May 18, 2012 Gold Medal of Klagenfurt, Klagenfurt City Austria
May 20, 2012 Carinthia State Gold, Carinthia State Austria
May 22, 2012 Udine City Key, Udine City Italy
May 24, 2012 Honorary Citizenship, Huy Belgium
Oct. 19, 2012 Doctor Honoris Causa     Hunter College, New York City USA
Oct. 19, 2012 Doctor Honoris Causa     Western Connecticut State University, Danbury USA
Feb. 28, 2013 Doctor Honoris Causa Central University of Himachal Pradesh India
April. 10, 2013 Minority Award South Tyrol Autonomous Region Italy
May. 7, 2013 Doctor Honoris Causa University of Maryland USA
May. 10, 2013 Doctor Honoris Causa Maitripa College USA
May. 10, 2013 President Medal University of Origon USA
May. 18, 2013 Doctor Honoris Causa Tulane University USA
Feb. 3, 2014 Doctor Honoris Causa Martin Luther Christian University India
March. 2, 2014 Doctor Honoris Causa Macalaster College USA
March. 19, 2014 Doctor Honoris Causa Himachal Pradesh University India
May. 16, 2014 Global Speakers Award German Speakers Association Germany
March. 25, 2015 Doctor Honoris Causa Mongolian Academy of Science Mongolia
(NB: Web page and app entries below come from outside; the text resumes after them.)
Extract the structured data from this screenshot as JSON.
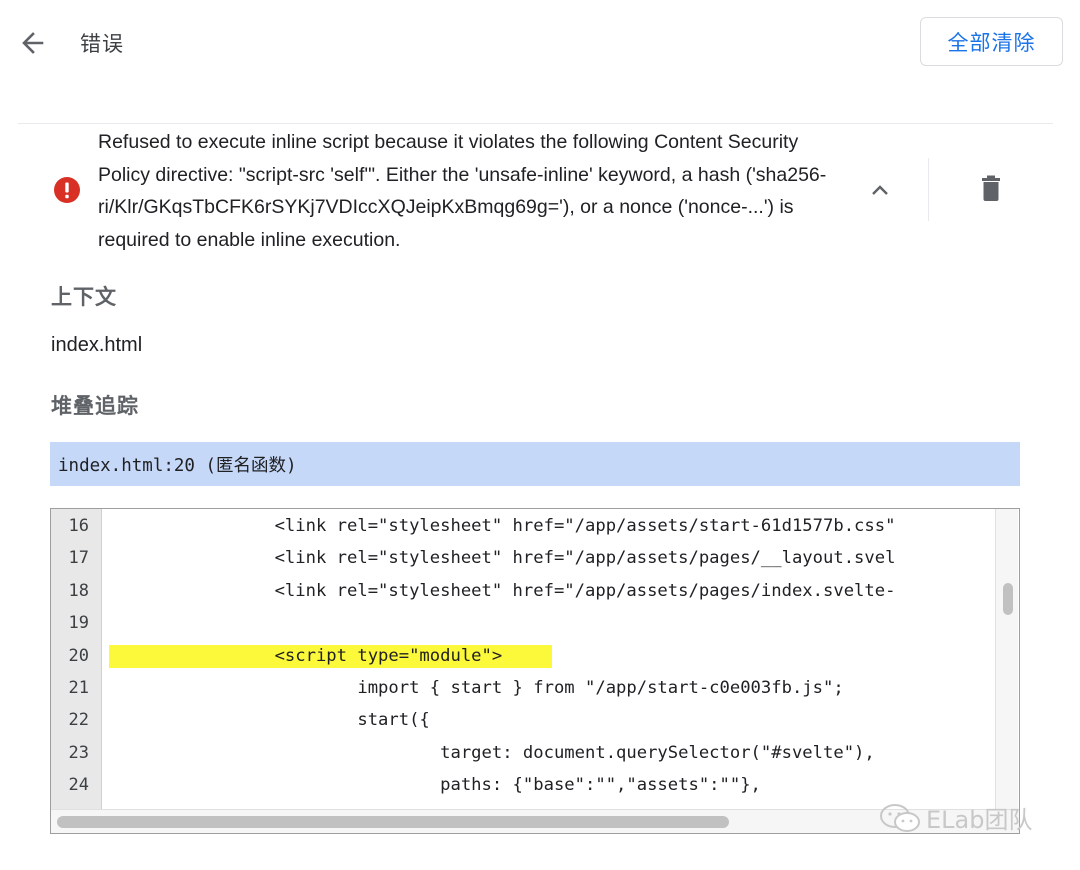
{
  "header": {
    "title": "错误",
    "clear_all_label": "全部清除"
  },
  "error": {
    "message": "Refused to execute inline script because it violates the following Content Security Policy directive: \"script-src 'self'\". Either the 'unsafe-inline' keyword, a hash ('sha256-ri/Klr/GKqsTbCFK6rSYKj7VDIccXQJeipKxBmqg69g='), or a nonce ('nonce-...') is required to enable inline execution.",
    "icon": "error-icon",
    "status_color": "#d93025"
  },
  "context": {
    "heading": "上下文",
    "value": "index.html"
  },
  "stack": {
    "heading": "堆叠追踪",
    "frame": "index.html:20 (匿名函数)"
  },
  "code": {
    "highlight_line": 20,
    "lines": [
      {
        "number": "16",
        "text": "                <link rel=\"stylesheet\" href=\"/app/assets/start-61d1577b.css\""
      },
      {
        "number": "17",
        "text": "                <link rel=\"stylesheet\" href=\"/app/assets/pages/__layout.svel"
      },
      {
        "number": "18",
        "text": "                <link rel=\"stylesheet\" href=\"/app/assets/pages/index.svelte-"
      },
      {
        "number": "19",
        "text": ""
      },
      {
        "number": "20",
        "text": "                <script type=\"module\">"
      },
      {
        "number": "21",
        "text": "                        import { start } from \"/app/start-c0e003fb.js\";"
      },
      {
        "number": "22",
        "text": "                        start({"
      },
      {
        "number": "23",
        "text": "                                target: document.querySelector(\"#svelte\"),"
      },
      {
        "number": "24",
        "text": "                                paths: {\"base\":\"\",\"assets\":\"\"},"
      }
    ]
  },
  "watermark": {
    "text": "ELab团队"
  },
  "colors": {
    "accent": "#1a73e8",
    "stack_frame_bg": "#c6d8f8",
    "highlight": "#fcf83a"
  }
}
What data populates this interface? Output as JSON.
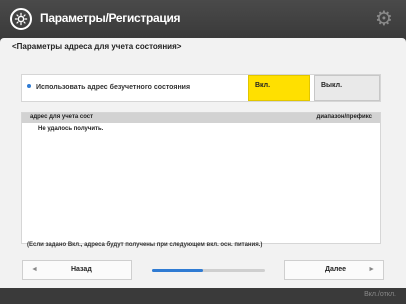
{
  "header": {
    "title": "Параметры/Регистрация",
    "app_icon": "settings-gear-circle-icon",
    "corner_icon": "gear-icon"
  },
  "page": {
    "subtitle": "<Параметры адреса для учета состояния>"
  },
  "setting": {
    "label": "Использовать адрес безучетного состояния",
    "on_label": "Вкл.",
    "off_label": "Выкл.",
    "selected": "on"
  },
  "list": {
    "col1": "адрес для учета сост",
    "col2": "диапазон/префикс",
    "message": "Не удалось получить."
  },
  "note": "(Если задано Вкл., адреса будут получены при следующем вкл. осн. питания.)",
  "nav": {
    "back_label": "Назад",
    "next_label": "Далее",
    "progress": 0.45
  },
  "footer": {
    "status": "Вкл./откл."
  },
  "colors": {
    "accent": "#ffe000",
    "progress": "#2f7bd3"
  }
}
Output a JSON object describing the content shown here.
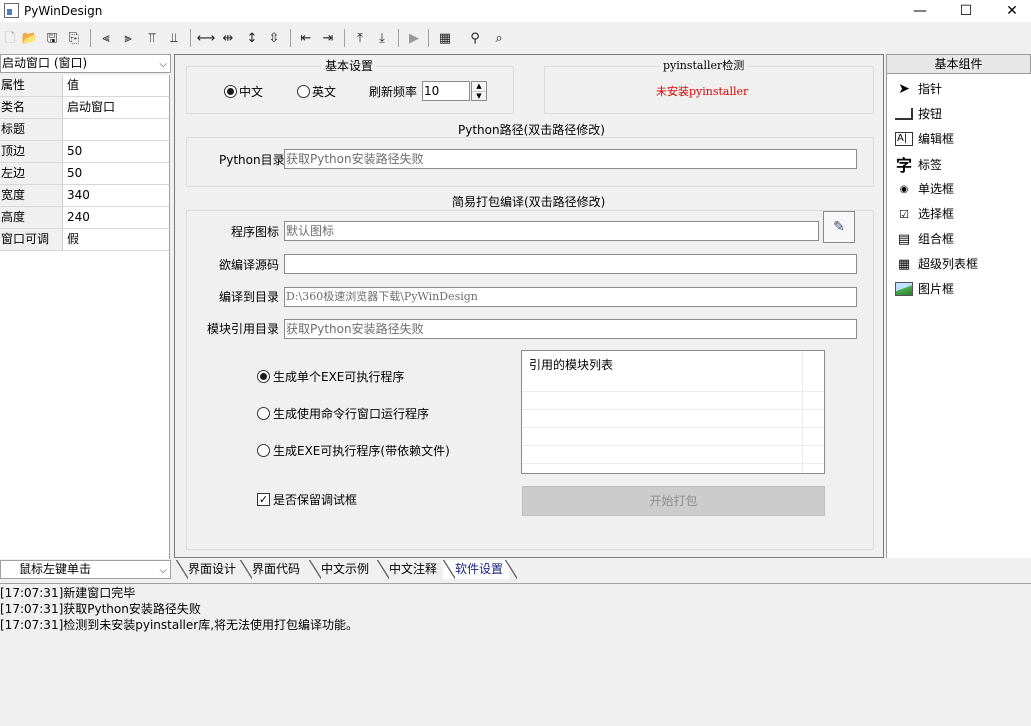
{
  "window": {
    "title": "PyWinDesign",
    "minimize": "—",
    "maximize": "☐",
    "close": "✕"
  },
  "toolbar": {
    "icons": [
      "new-file-icon",
      "open-folder-icon",
      "save-icon",
      "save-as-icon",
      "align-left-icon",
      "align-center-icon",
      "align-top-icon",
      "align-middle-icon",
      "same-width-icon",
      "h-space-icon",
      "same-height-icon",
      "v-space-icon",
      "h-increase-icon",
      "h-decrease-icon",
      "v-increase-icon",
      "v-decrease-icon",
      "run-icon",
      "window-layout-icon",
      "find-icon",
      "inspect-icon"
    ]
  },
  "left_panel": {
    "object_selector": "启动窗口 (窗口)",
    "header_key": "属性",
    "header_value": "值",
    "properties": [
      {
        "key": "类名",
        "value": "启动窗口"
      },
      {
        "key": "标题",
        "value": ""
      },
      {
        "key": "顶边",
        "value": "50"
      },
      {
        "key": "左边",
        "value": "50"
      },
      {
        "key": "宽度",
        "value": "340"
      },
      {
        "key": "高度",
        "value": "240"
      },
      {
        "key": "窗口可调",
        "value": "假"
      }
    ],
    "event_selector": "鼠标左键单击"
  },
  "settings": {
    "basic_group": "基本设置",
    "lang_chinese": "中文",
    "lang_english": "英文",
    "refresh_label": "刷新频率",
    "refresh_value": "10",
    "pyinstaller_group": "pyinstaller检测",
    "pyinstaller_status": "未安装pyinstaller",
    "python_group": "Python路径(双击路径修改)",
    "python_dir_label": "Python目录",
    "python_dir_value": "获取Python安装路径失败",
    "pack_group": "简易打包编译(双击路径修改)",
    "icon_label": "程序图标",
    "icon_value": "默认图标",
    "source_label": "欲编译源码",
    "source_value": "",
    "output_label": "编译到目录",
    "output_value": "D:\\360极速浏览器下载\\PyWinDesign",
    "module_label": "模块引用目录",
    "module_value": "获取Python安装路径失败",
    "option_single_exe": "生成单个EXE可执行程序",
    "option_console": "生成使用命令行窗口运行程序",
    "option_with_deps": "生成EXE可执行程序(带依赖文件)",
    "module_list_header": "引用的模块列表",
    "keep_debug": "是否保留调试框",
    "start_pack": "开始打包"
  },
  "palette": {
    "title": "基本组件",
    "items": [
      {
        "label": "指针",
        "icon": "pointer-icon"
      },
      {
        "label": "按钮",
        "icon": "button-icon"
      },
      {
        "label": "编辑框",
        "icon": "edit-box-icon"
      },
      {
        "label": "标签",
        "icon": "label-icon"
      },
      {
        "label": "单选框",
        "icon": "radio-icon"
      },
      {
        "label": "选择框",
        "icon": "checkbox-icon"
      },
      {
        "label": "组合框",
        "icon": "combobox-icon"
      },
      {
        "label": "超级列表框",
        "icon": "listview-icon"
      },
      {
        "label": "图片框",
        "icon": "picture-icon"
      }
    ]
  },
  "tabs": [
    "界面设计",
    "界面代码",
    "中文示例",
    "中文注释",
    "软件设置"
  ],
  "active_tab": "软件设置",
  "log": [
    "[17:07:31]新建窗口完毕",
    "[17:07:31]获取Python安装路径失败",
    "[17:07:31]检测到未安装pyinstaller库,将无法使用打包编译功能。"
  ],
  "colors": {
    "accent_blue": "#0078d7",
    "error_red": "#e00000",
    "active_tab_text": "#1a237e"
  }
}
March. 25, 2015 Doctor Honoris Causa The Ulaanbaatar State University Mongolia